  2. ^ a b c Gutierrez-Moreno, Adelina; Moreno, Hugo (June 1968), "A photometric investigation of the Scorpio-Centaurus association", Astrophysical Journal Supplement 15: 459, Bibcode:1968ApJS...15..459G, doi:10.1086/190168 
  3. ^ a b c d Balona, L. A.; Dziembowski, W. A. (October 1999), "Excitation and visibility of high-degree modes in stars", Monthly Notices of the Royal Astronomical Society 309 (1): 221–232, Bibcode:1999MNRAS.309..221B, doi:10.1046/j.1365-8711.1999.02821.x 
  4. ^ Evans, D. S. (June 20–24, 1966), "The Revision of the General Catalogue of Radial Velocities", in Batten, Alan Henry; Heard, John Frederick, Determination of Radial Velocities and their Applications, Proceedings from IAU Symposium no. 30, University of Toronto: International Astronomical Union, Bibcode:1967IAUS...30...57E 
  5. ^ a b c de Geus, P. T.; de Zeeuw; Lub, J. (June 1989), "Physical parameters of stars in the Scorpio-Centaurus OB association", Astronomy and Astrophysics 216 (1-2): 44–61, Bibcode:1989A&A...216...44D 
  6. ^ Meilland, A. et al. (August 2011), "The binary Be star δ Scorpii at high spectral and spatial resolution. I. Disk geometry and kinematics before the 2011 periastron", Astronomy & Astrophysics 532: A80, arXiv:1106.1746, Bibcode:2011A&A...532A..80M, doi:10.1051/0004-6361/201116798 

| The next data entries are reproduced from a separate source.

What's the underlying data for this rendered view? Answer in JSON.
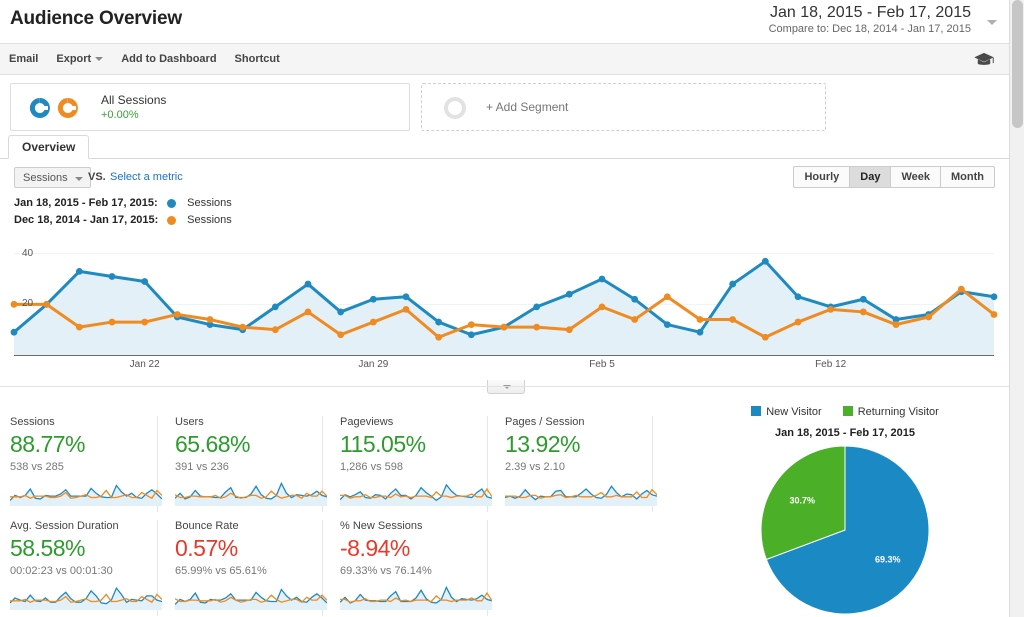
{
  "header": {
    "title": "Audience Overview",
    "date_range": "Jan 18, 2015 - Feb 17, 2015",
    "compare_to": "Compare to: Dec 18, 2014 - Jan 17, 2015"
  },
  "toolbar": {
    "items": [
      {
        "label": "Email",
        "caret": false
      },
      {
        "label": "Export",
        "caret": true
      },
      {
        "label": "Add to Dashboard",
        "caret": false
      },
      {
        "label": "Shortcut",
        "caret": false
      }
    ],
    "help_icon": "graduation-cap-icon"
  },
  "segments": {
    "applied": {
      "name": "All Sessions",
      "percent": "+0.00%"
    },
    "add": {
      "label": "+ Add Segment"
    }
  },
  "tabs": [
    {
      "label": "Overview",
      "active": true
    }
  ],
  "controls": {
    "metric_selected": "Sessions",
    "vs_label": "VS.",
    "select_metric_link": "Select a metric",
    "granularity": [
      {
        "label": "Hourly",
        "active": false
      },
      {
        "label": "Day",
        "active": true
      },
      {
        "label": "Week",
        "active": false
      },
      {
        "label": "Month",
        "active": false
      }
    ]
  },
  "chart_legend": [
    {
      "date": "Jan 18, 2015 - Feb 17, 2015:",
      "metric": "Sessions",
      "color": "#1f8ac0"
    },
    {
      "date": "Dec 18, 2014 - Jan 17, 2015:",
      "metric": "Sessions",
      "color": "#ef8b20"
    }
  ],
  "chart_data": [
    {
      "type": "line",
      "title": "Sessions over time",
      "xlabel": "",
      "ylabel": "Sessions",
      "ylim": [
        0,
        45
      ],
      "yticks": [
        20,
        40
      ],
      "grid": true,
      "legend_position": "above-left",
      "x_tick_labels": [
        "Jan 22",
        "Jan 29",
        "Feb 5",
        "Feb 12"
      ],
      "x_tick_indices": [
        4,
        11,
        18,
        25
      ],
      "series": [
        {
          "name": "Sessions (Jan 18, 2015 - Feb 17, 2015)",
          "color": "#1f8ac0",
          "fill": "#e3f0f7",
          "values": [
            9,
            20,
            33,
            31,
            29,
            15,
            12,
            10,
            19,
            28,
            17,
            22,
            23,
            13,
            8,
            11,
            19,
            24,
            30,
            22,
            12,
            9,
            28,
            37,
            23,
            19,
            22,
            14,
            16,
            25,
            23
          ]
        },
        {
          "name": "Sessions (Dec 18, 2014 - Jan 17, 2015)",
          "color": "#ef8b20",
          "fill": "none",
          "values": [
            20,
            20,
            11,
            13,
            13,
            16,
            14,
            11,
            10,
            17,
            8,
            13,
            18,
            7,
            12,
            11,
            11,
            10,
            19,
            14,
            23,
            14,
            14,
            7,
            13,
            18,
            17,
            12,
            15,
            26,
            16
          ]
        }
      ]
    },
    {
      "type": "pie",
      "title": "Jan 18, 2015 - Feb 17, 2015",
      "legend_position": "top",
      "labels": [
        "New Visitor",
        "Returning Visitor"
      ],
      "values": [
        69.3,
        30.7
      ],
      "value_labels": [
        "69.3%",
        "30.7%"
      ],
      "colors": [
        "#1b8ac4",
        "#4caf28"
      ]
    }
  ],
  "metric_cards": [
    {
      "title": "Sessions",
      "value": "88.77%",
      "direction": "up",
      "sub": "538 vs 285"
    },
    {
      "title": "Users",
      "value": "65.68%",
      "direction": "up",
      "sub": "391 vs 236"
    },
    {
      "title": "Pageviews",
      "value": "115.05%",
      "direction": "up",
      "sub": "1,286 vs 598"
    },
    {
      "title": "Pages / Session",
      "value": "13.92%",
      "direction": "up",
      "sub": "2.39 vs 2.10"
    },
    {
      "title": "Avg. Session Duration",
      "value": "58.58%",
      "direction": "up",
      "sub": "00:02:23 vs 00:01:30"
    },
    {
      "title": "Bounce Rate",
      "value": "0.57%",
      "direction": "down",
      "sub": "65.99% vs 65.61%"
    },
    {
      "title": "% New Sessions",
      "value": "-8.94%",
      "direction": "down",
      "sub": "69.33% vs 76.14%"
    }
  ],
  "colors": {
    "blue": "#1f8ac0",
    "orange": "#ef8b20",
    "green_up": "#2d9b2d",
    "red_down": "#e8392b",
    "pie_blue": "#1b8ac4",
    "pie_green": "#4caf28",
    "area_fill": "#e3f0f7"
  }
}
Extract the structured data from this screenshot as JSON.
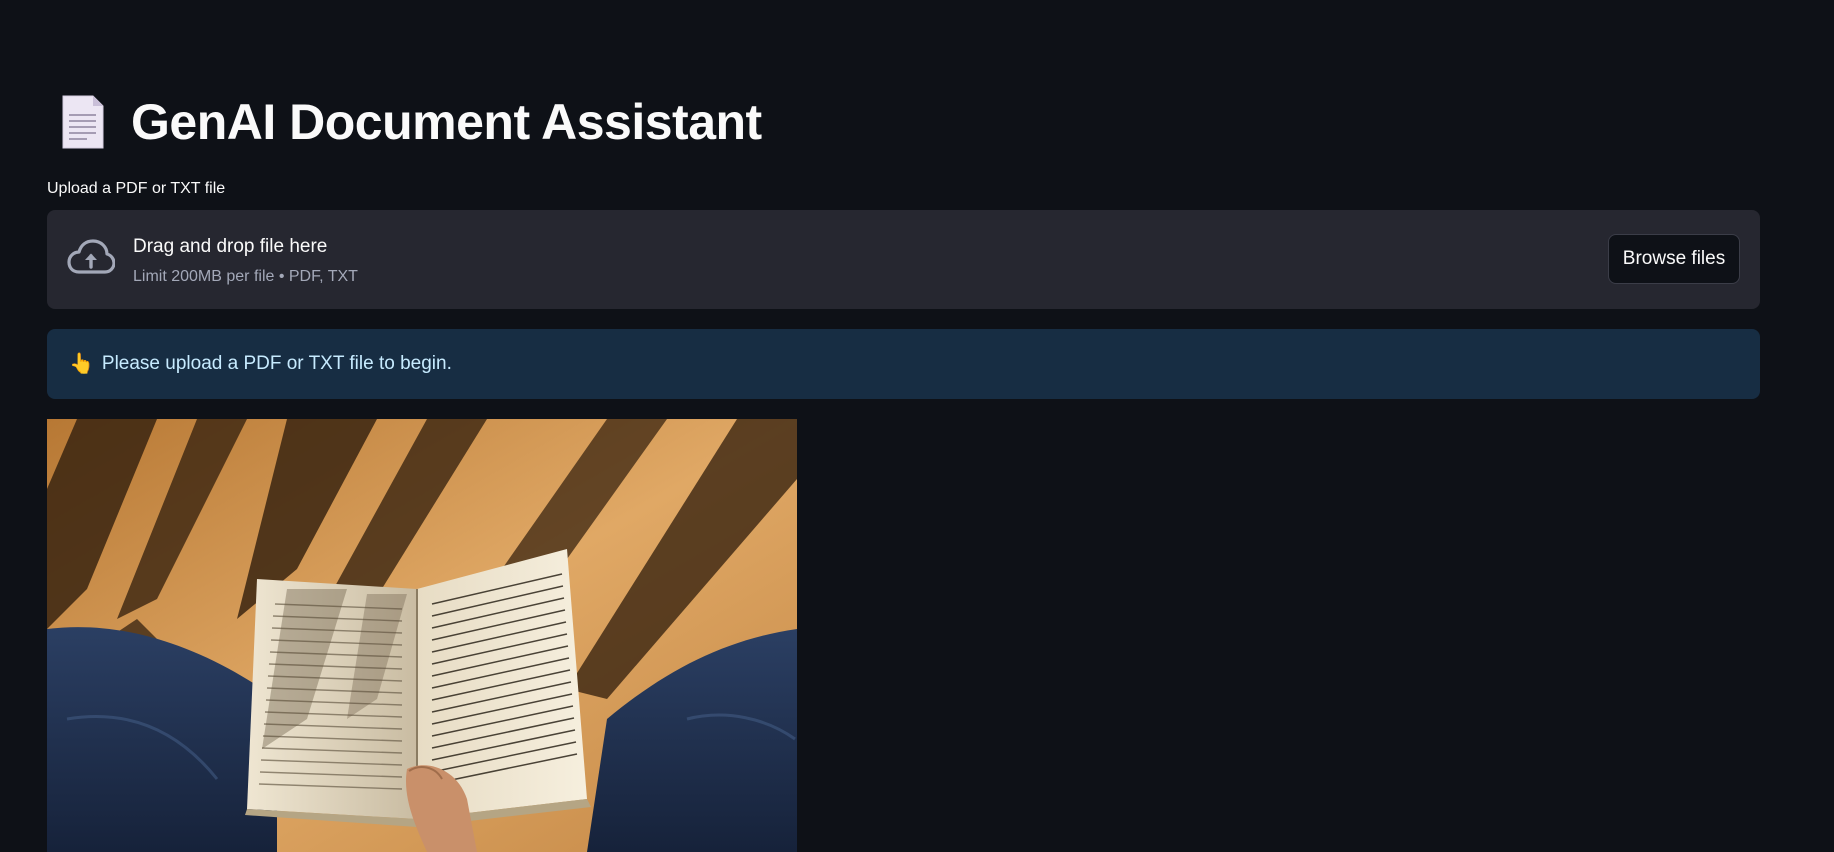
{
  "page": {
    "title": "GenAI Document Assistant",
    "title_icon": "page-facing-up-icon"
  },
  "uploader": {
    "label": "Upload a PDF or TXT file",
    "instructions": "Drag and drop file here",
    "limit_text": "Limit 200MB per file • PDF, TXT",
    "browse_label": "Browse files",
    "icon": "cloud-upload-icon"
  },
  "info": {
    "emoji": "👆",
    "text": "Please upload a PDF or TXT file to begin."
  },
  "image": {
    "subject": "person-reading-open-book-icon"
  },
  "colors": {
    "background": "#0e1117",
    "dropzone": "#262730",
    "info_bg": "#172d43",
    "info_text": "#c7ebff",
    "muted_text": "#a3a8b8"
  }
}
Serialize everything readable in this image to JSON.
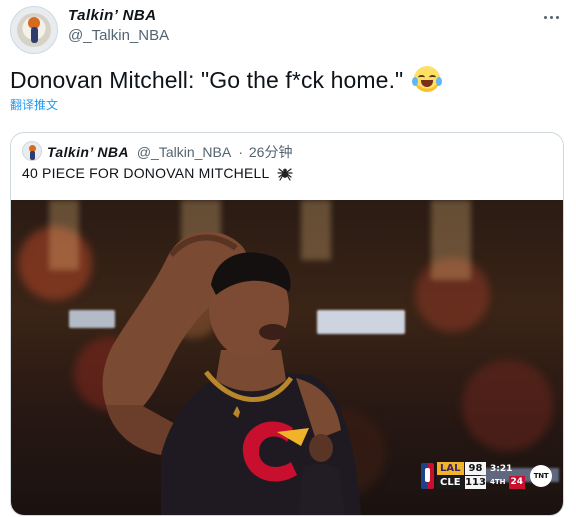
{
  "tweet": {
    "display_name": "Talkin’ NBA",
    "handle": "@_Talkin_NBA",
    "text": "Donovan Mitchell: \"Go the f*ck home.\"",
    "emoji_icon": "face-with-tears-of-joy-icon",
    "translate_link": "翻译推文",
    "more_icon": "more-options-icon"
  },
  "quoted_tweet": {
    "display_name": "Talkin’ NBA",
    "handle": "@_Talkin_NBA",
    "separator": "·",
    "time": "26分钟",
    "text": "40 PIECE FOR DONOVAN MITCHELL",
    "trailing_icon": "spider-icon"
  },
  "scorebug": {
    "away_code": "LAL",
    "away_score": "98",
    "home_code": "CLE",
    "home_score": "113",
    "game_clock": "3:21",
    "period": "4TH",
    "shot_clock": "24",
    "network": "TNT",
    "colors": {
      "away": "#f0b428",
      "home": "#1a1a1a",
      "shot_clock": "#c8102e"
    }
  },
  "colors": {
    "link": "#1d9bf0",
    "secondary_text": "#536471",
    "border": "#cfd9de"
  }
}
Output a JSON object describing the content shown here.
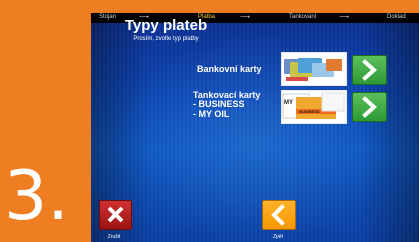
{
  "step_number": "3.",
  "steps": [
    "Stojan",
    "Platba",
    "Tankování",
    "Doklad"
  ],
  "active_step": "Platba",
  "title": "Typy plateb",
  "subtitle": "Prosím, zvolte typ platby",
  "options": [
    {
      "label": "Bankovní karty"
    },
    {
      "label": "Tankovací karty",
      "lines": [
        "- BUSINESS",
        "- MY OIL"
      ]
    }
  ],
  "card_texts": {
    "business": "BUSINESS",
    "myoil": "MY"
  },
  "buttons": {
    "cancel": "Zrušit",
    "back": "Zpět"
  },
  "colors": {
    "accent": "#ef7d22",
    "next": "#3aa63f",
    "cancel": "#c0201f",
    "back": "#f7a21b"
  },
  "icons": {
    "next": "chevron-right-icon",
    "cancel": "close-icon",
    "back": "chevron-left-icon"
  }
}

  7. ^ a b Tetzlaff, N.; Neuhäuser, R.; Hohle, M. M. (January 2011), "A catalogue of young runaway Hipparcos stars within 3 kpc from the Sun", Monthly Notices of the Royal Astronomical Society 410 (1): 190–200, arXiv:1007.4883, Bibcode:2011MNRAS.410..190T, doi:10.1111/j.1365-2966.2010.17434.x 
  8. ^ a b c d e f g Mark J. Pecaut, Eric E. Mamajek, & Eric J. Bubar (February 2012). "A Revised Age for Upper Scorpius and the Star Formation History among the F-type Members of the Scorpius-Centaurus OB Association". Astrophysical Journal 746 (2): 154. arXiv:1112.1695. Bibcode:2012ApJ...746..154P. doi:10.1088/0004-637X/746/2/154. 
  9. ^ Underhill, A. B. et al. (November 1979), "Effective temperatures, angular diameters, distances and linear radii for 160 O and B stars", Monthly Notices of the Royal Astronomical Society 189: 601–605, Bibcode:1979MNRAS.189..601U 
  10. ^ Sigismondi, Costantino (2011), Differential photometry of delta Scorpii during 2011 periastron 

External links[edit]